- The Portfolio Committee on Trade and Industry now wants this information.
- The NLC previously published these lists but, after corruption allegations, said it would be illegal to publish them.
The National Lotteries Commission's (NLC) lists of beneficiaries are one step closer to coming under public scrutiny after Parliament's legal advisor found the commission's assertion that it would be illegal to publish its lists, would not "withstand constitutional scrutiny".
The Portfolio Committee on Trade and Industry discussed the opinion, more than a month after it was first requested, on Wednesday.
DA MP Mat Cuthbert has tried for months to obtain the 2018-2019 NLC proactive-funding beneficiaries, 2019-2020 proactive-funding beneficiaries and the 2020 Covid-19 Relief Fund beneficiaries from the NLC, as the allegations of corruption grew.
The proactive-funding beneficiary lists have been published by the NLC in previous years, but after a slew of reports by GroundUp about alleged corruption in this sphere, it started claiming that it was illegal to release them.
"As to whether the assertion by the National Lotteries Commission that previous publications of lists of beneficiaries, had been done erroneously, is correct, we submit that the assertion is incorrect and would not in our view withstand constitutional scrutiny," reads the legal opinion drafted by Parliament's chief legal advisor Zuraya Adhikarie.
"The default position is that there should be disclosure of information unless prohibited. The legislation cited by the NLC does not provide a basis to refuse the said information.
"The NLC must clearly and precisely specify the grounds and the reasons for refusal of the information. The committee must be directed to specific grounds of refusal, together with the details which prevent its disclosure. The stance of the NLC seems to be that there is a blanket prohibition on the provision of this information, which is untenable".
Adhikarie further stated that Parliament may, through its committees, subpoena the information if it was not forthcoming.

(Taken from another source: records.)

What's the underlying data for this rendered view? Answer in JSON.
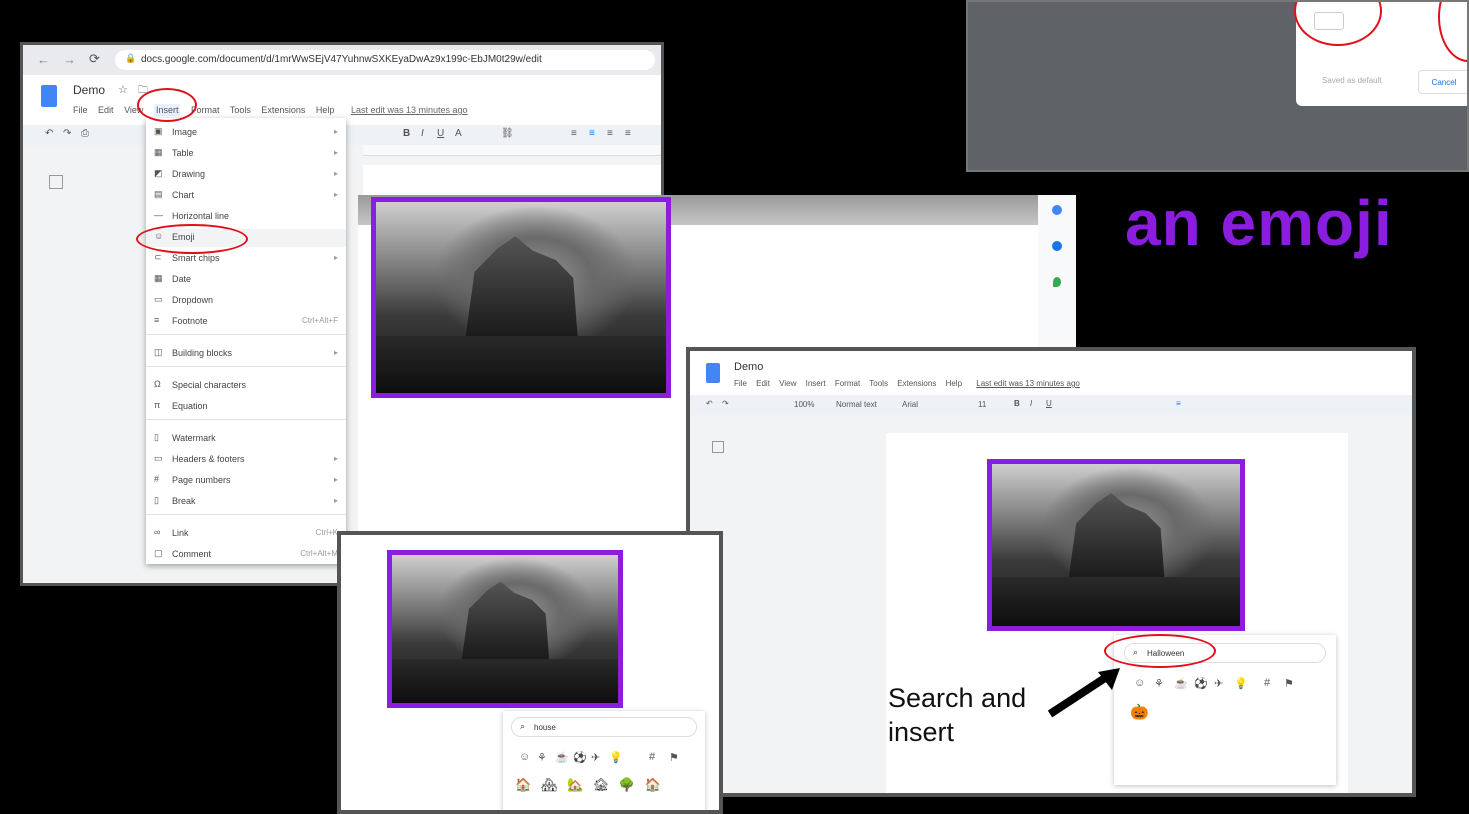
{
  "colors": {
    "accent": "#8a1de0",
    "highlight": "#e0101a",
    "docs_blue": "#4285f4"
  },
  "browser": {
    "url": "docs.google.com/document/d/1mrWwSEjV47YuhnwSXKEyaDwAz9x199c-EbJM0t29w/edit"
  },
  "doc": {
    "title": "Demo",
    "menus": [
      "File",
      "Edit",
      "View",
      "Insert",
      "Format",
      "Tools",
      "Extensions",
      "Help"
    ],
    "last_edit": "Last edit was 13 minutes ago"
  },
  "insert_menu": {
    "items": [
      {
        "icon": "image-icon",
        "label": "Image",
        "shortcut": "",
        "arrow": "▸"
      },
      {
        "icon": "table-icon",
        "label": "Table",
        "shortcut": "",
        "arrow": "▸"
      },
      {
        "icon": "drawing-icon",
        "label": "Drawing",
        "shortcut": "",
        "arrow": "▸"
      },
      {
        "icon": "chart-icon",
        "label": "Chart",
        "shortcut": "",
        "arrow": "▸"
      },
      {
        "icon": "horizontal-line-icon",
        "label": "Horizontal line",
        "shortcut": "",
        "arrow": ""
      },
      {
        "icon": "emoji-icon",
        "label": "Emoji",
        "shortcut": "",
        "arrow": ""
      },
      {
        "icon": "smart-chips-icon",
        "label": "Smart chips",
        "shortcut": "",
        "arrow": "▸"
      },
      {
        "icon": "date-icon",
        "label": "Date",
        "shortcut": "",
        "arrow": ""
      },
      {
        "icon": "dropdown-icon",
        "label": "Dropdown",
        "shortcut": "",
        "arrow": ""
      },
      {
        "icon": "footnote-icon",
        "label": "Footnote",
        "shortcut": "Ctrl+Alt+F",
        "arrow": ""
      },
      {
        "icon": "building-blocks-icon",
        "label": "Building blocks",
        "shortcut": "",
        "arrow": "▸"
      },
      {
        "icon": "special-characters-icon",
        "label": "Special characters",
        "shortcut": "",
        "arrow": ""
      },
      {
        "icon": "equation-icon",
        "label": "Equation",
        "shortcut": "",
        "arrow": ""
      },
      {
        "icon": "watermark-icon",
        "label": "Watermark",
        "shortcut": "",
        "arrow": ""
      },
      {
        "icon": "headers-footers-icon",
        "label": "Headers & footers",
        "shortcut": "",
        "arrow": "▸"
      },
      {
        "icon": "page-numbers-icon",
        "label": "Page numbers",
        "shortcut": "",
        "arrow": "▸"
      },
      {
        "icon": "break-icon",
        "label": "Break",
        "shortcut": "",
        "arrow": "▸"
      },
      {
        "icon": "link-icon",
        "label": "Link",
        "shortcut": "Ctrl+K",
        "arrow": ""
      },
      {
        "icon": "comment-icon",
        "label": "Comment",
        "shortcut": "Ctrl+Alt+M",
        "arrow": ""
      }
    ]
  },
  "dialog_fragment": {
    "saved_default": "Saved as default",
    "cancel": "Cancel"
  },
  "heading": {
    "text": "an emoji"
  },
  "caption": {
    "line1": "Search and",
    "line2": "insert"
  },
  "search_small": {
    "query": "house"
  },
  "search_big": {
    "query": "Halloween"
  },
  "toolbar_right": {
    "zoom": "100%",
    "style": "Normal text",
    "font": "Arial",
    "size": "11"
  },
  "emoji_categories": [
    "☺",
    "⚘",
    "☕",
    "⚽",
    "✈",
    "💡",
    "#",
    "⚑"
  ],
  "house_results": [
    "🏠",
    "🏘",
    "🏡",
    "🏚",
    "🌳",
    "🏠"
  ],
  "halloween_results": [
    "🎃"
  ]
}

If there was a need for it to be treated confidentially, the National Assembly's rules provided for that.
"Legislation affecting the access or flow of information should be purposely interpreted in line with Parliament's constitutional mandate of oversight, in conjunction with constitutional principles of accountability and transparency," reads the legal opinion.
This gels with the opinion the DA obtained last week, after which Cuthbert laid charges against the NLC for its refusal to release the lists.
At a meeting in March, the ANC contingent in the committee sided with the NLC, but in a reversal, the committee on Wednesday agreed that the information should be provided to members as soon as possible.
Failure to do so by the NLC would result in the DA subpoenaing them to appear before the committee to account, Cuthbert said in a statement released after the meeting.
"Now that the NLC and its board have officially been labelled as constitutional delinquents – the DA's efforts have been vindicated.
"There is no doubt that today is a victory for parliamentary democracy".
In February, the NLC appointed audit firm Sekela Xabiso to institute an independent investigation into allegations of improper use of funds intended for good causes.
After Cuthbert last week announced that he would be laying charges against the NLC, the commission hit back and said DA was being being "mischievous and malicious" in laying criminal charges against it for its refusal to release beneficiary lists.
The NLC said the matter was before the courts.
The case the NLC refers to has been brought by a group called United Civil Society in Action (UCSA), which is asking the court to order the removal of content about NLC beneficiaries from GroundUp, particularly a report of 25 May about unfinished projects and missing funds. They also want an order preventing GroundUp and the NLC from publishing details of beneficiaries and projects, and the amounts and timing of grant allocations.
UCSA, which represents several NGOs, first appeared in February, and thus far their only actions have seemingly been in defence of the NLC, and attacks on GroundUp.